==== Data in this exercise

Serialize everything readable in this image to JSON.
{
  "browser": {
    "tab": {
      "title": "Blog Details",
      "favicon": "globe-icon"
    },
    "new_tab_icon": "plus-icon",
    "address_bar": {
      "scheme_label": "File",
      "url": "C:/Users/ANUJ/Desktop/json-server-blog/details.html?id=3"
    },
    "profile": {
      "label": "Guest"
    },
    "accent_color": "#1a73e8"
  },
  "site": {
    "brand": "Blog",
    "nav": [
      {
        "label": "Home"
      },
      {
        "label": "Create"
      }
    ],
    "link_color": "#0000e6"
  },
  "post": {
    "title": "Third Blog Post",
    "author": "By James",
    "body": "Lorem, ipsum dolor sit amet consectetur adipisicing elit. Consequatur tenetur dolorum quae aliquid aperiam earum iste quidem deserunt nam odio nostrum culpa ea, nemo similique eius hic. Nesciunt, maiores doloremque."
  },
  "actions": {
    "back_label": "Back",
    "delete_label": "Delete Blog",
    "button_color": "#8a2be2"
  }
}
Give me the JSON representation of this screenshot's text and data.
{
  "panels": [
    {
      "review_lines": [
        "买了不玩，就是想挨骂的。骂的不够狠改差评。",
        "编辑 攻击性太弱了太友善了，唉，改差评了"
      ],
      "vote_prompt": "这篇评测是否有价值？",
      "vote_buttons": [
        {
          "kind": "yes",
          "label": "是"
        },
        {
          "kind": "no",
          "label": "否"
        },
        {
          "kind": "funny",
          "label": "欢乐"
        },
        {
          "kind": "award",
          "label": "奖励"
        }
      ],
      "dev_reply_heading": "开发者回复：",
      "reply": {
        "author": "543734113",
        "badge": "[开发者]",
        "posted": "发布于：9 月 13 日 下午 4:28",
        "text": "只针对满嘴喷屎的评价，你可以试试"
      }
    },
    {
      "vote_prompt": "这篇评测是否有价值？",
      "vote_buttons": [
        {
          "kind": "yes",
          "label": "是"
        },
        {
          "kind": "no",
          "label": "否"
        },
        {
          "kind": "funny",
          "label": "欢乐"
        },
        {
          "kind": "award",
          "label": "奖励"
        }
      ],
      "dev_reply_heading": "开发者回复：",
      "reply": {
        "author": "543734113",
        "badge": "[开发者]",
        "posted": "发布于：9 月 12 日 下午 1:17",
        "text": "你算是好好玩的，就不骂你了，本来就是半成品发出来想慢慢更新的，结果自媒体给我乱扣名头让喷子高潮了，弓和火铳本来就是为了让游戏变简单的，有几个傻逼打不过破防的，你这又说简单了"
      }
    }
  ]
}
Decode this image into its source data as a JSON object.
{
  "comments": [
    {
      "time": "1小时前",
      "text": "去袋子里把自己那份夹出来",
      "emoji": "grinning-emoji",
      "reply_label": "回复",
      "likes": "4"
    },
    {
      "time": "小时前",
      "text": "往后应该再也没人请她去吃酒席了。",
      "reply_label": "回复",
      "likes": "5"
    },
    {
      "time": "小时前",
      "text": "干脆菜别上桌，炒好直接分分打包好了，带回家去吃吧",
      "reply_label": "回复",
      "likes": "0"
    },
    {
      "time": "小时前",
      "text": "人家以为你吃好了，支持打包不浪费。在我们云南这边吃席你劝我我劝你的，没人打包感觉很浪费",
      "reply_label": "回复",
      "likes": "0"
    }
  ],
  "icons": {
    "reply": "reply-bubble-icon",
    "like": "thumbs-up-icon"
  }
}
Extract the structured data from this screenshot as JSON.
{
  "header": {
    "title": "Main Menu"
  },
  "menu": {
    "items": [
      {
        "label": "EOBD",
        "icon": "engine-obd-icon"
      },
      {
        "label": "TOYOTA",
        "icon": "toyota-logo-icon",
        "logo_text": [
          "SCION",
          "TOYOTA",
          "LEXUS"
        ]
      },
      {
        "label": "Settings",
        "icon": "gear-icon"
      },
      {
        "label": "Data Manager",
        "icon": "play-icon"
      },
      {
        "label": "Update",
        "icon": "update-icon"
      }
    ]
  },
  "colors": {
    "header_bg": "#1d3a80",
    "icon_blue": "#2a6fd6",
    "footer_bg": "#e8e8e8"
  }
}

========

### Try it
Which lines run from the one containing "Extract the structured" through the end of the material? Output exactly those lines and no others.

### Answer box
Extract the structured data from this screenshot as JSON.
{
  "header": {
    "title": "Main Menu"
  },
  "menu": {
    "items": [
      {
        "label": "EOBD",
        "icon": "engine-obd-icon"
      },
      {
        "label": "TOYOTA",
        "icon": "toyota-logo-icon",
        "logo_text": [
          "SCION",
          "TOYOTA",
          "LEXUS"
        ]
      },
      {
        "label": "Settings",
        "icon": "gear-icon"
      },
      {
        "label": "Data Manager",
        "icon": "play-icon"
      },
      {
        "label": "Update",
        "icon": "update-icon"
      }
    ]
  },
  "colors": {
    "header_bg": "#1d3a80",
    "icon_blue": "#2a6fd6",
    "footer_bg": "#e8e8e8"
  }
}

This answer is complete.